The European project EMMA4EU fosters the creation of an alliance to train professionals in deforestation-free supply chains


Between 1990 and 2020, our planet lost an estimated 420 million hectares of forest. From 2015 to 2020 the annual deforestation rate reached 10 million hectares. This critical challenge, primarily fueled by the expansion of agricultural land for the production of forest-risk commodities (FRC), stands as a significant contributor to both climate change and biodiversity loss in tropical countries. On this backdrop, the EMMA4EU project emerged right on time as a frontrunning European initiative committed to addressing the issue of embedded deforestation.

The hidden culprits of deforestation and the European role

In everyday life, every person consumes several forest-risk commodities. Among these are cattle, wood, palm oil, soy, cocoa, coffee, and rubber, significant drivers of deforestation in tropical regions. Notably, the European Union ranks as the second-largest importer of commodity-driven deforestation, responsible for 16% of global embedded deforestation.

Although there have been worldwide initiatives to tackle this problem, we are still confronted with significant challenges. These include the identification of risks related to product traceability and supplier information through supply chain mapping, the need to enhance due diligence and risk assessment, the monitoring of land-use changes, and the connection of specific commodity-production systems. Transparency issues, limited practical effectiveness, and terminology complexity can hinder progress. Furthermore, existing regulatory mechanisms are often fragmented and ineffective. In response to these challenges, the European Commission introduced the Deforestation-free Products Regulation (EUDR) to prohibit the import and export of FRC produced on deforested or degraded land after 2020.

EMMA4EU’s primary goal: building a “deforestation-free” training network 

Currently, national education and training curricula do not adequately cover deforestation-related topics. It was precisely from the need to fill this educational gap that the EMMA4EU project, co-financed by the European Commission’s Erasmus+ program, was designed. The project alliance brings together higher education institutions, vocational training organizations, businesses, public entities, and NGOs. Within the primary goal, the alliance also aims to develop innovative training solutions, equipping new professionals with compliance, corporate social responsibility and digital multidisciplinary skills creating new professions that can respond to the previously mentioned challenges: Deforestation-Free Supply Chain Managers. These professionals will be pivotal in facilitating the transition to more sustainable supply chains for forest-risk commodities and ensuring compliance with the Deforestation-Free Products Regulation.

Our journey and upcoming milestones 

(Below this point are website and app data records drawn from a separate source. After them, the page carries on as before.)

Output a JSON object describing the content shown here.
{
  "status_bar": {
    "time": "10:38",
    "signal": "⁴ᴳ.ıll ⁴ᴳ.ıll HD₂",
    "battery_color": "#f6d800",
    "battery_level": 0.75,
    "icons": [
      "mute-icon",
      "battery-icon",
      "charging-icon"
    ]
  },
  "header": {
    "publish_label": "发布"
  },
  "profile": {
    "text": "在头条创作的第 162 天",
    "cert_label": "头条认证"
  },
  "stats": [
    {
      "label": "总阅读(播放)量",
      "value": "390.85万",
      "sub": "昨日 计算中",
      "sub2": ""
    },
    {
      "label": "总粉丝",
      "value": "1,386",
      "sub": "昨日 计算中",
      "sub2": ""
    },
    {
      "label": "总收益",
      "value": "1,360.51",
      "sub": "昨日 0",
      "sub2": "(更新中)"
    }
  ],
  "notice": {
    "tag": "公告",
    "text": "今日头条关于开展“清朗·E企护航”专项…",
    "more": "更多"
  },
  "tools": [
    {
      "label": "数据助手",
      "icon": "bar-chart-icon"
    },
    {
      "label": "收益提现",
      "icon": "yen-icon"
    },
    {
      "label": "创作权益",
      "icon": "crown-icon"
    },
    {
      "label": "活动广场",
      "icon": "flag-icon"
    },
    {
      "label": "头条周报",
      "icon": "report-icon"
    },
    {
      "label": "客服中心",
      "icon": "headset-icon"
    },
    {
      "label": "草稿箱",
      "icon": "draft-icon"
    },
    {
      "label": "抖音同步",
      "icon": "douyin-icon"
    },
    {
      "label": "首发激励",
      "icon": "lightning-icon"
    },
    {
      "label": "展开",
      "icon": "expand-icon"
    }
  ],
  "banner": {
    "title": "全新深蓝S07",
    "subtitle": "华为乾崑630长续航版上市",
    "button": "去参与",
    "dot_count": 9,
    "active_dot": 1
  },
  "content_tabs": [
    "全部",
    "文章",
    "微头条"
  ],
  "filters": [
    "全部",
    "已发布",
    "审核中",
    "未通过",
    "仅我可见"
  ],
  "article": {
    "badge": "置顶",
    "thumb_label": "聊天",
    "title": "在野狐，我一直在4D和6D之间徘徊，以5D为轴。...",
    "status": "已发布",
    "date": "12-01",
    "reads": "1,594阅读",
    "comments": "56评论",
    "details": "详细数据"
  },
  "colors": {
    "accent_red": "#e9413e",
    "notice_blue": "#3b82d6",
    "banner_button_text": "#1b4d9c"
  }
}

EMMA4EU started its journey in June 2023. The project partners, including Etifor, Università degli Studi di Padova, Wageningen University & Research, Preferred by Nature, Albert-​Ludwigs-Universität Freiburg, Open Forests, Copenhagen Business School, AidEnvironment, Makerere University, and Fòrema, convened for a kick-off online event in July.

On November 2nd and 3rd, EMMA4EU partners from Denmark, Germany, Netherlands, and Uganda finally met in person. The gathering occurred in Italy at the historic Villa Bolasco, an architectural gem dating back to the 1850s and owned by the University of Padova, one of the project’s key partners.

The two days have been a significant opportunity to share perspectives and define the next steps of the project. On the first day, partners got to know each other through participatory activities and discussed the skills to be developed by the future DFSC managers.

The next day we discussed the role of specific certifications in helping companies align to the new EUDR and the challenges and difficulties that producers will face. There are advantages but also critical points, such as the difficulties of small producers in aligning to the new requirements and related costs. Four experts from certification bodies (Fairtrade, Forest Stewardship Council Italy, Italian Union on Sustainable Palm Oil, Roundtable on Sustainable Palm Oil) debated on how crucial it is to implement the Regulation to improve the sustainability of supply chains while supporting those in need. Sustainability certifications have already implemented some aspects of the EUDR. During the project, it will be interesting to continue the debate to facilitate the application of the Regulation and its integration.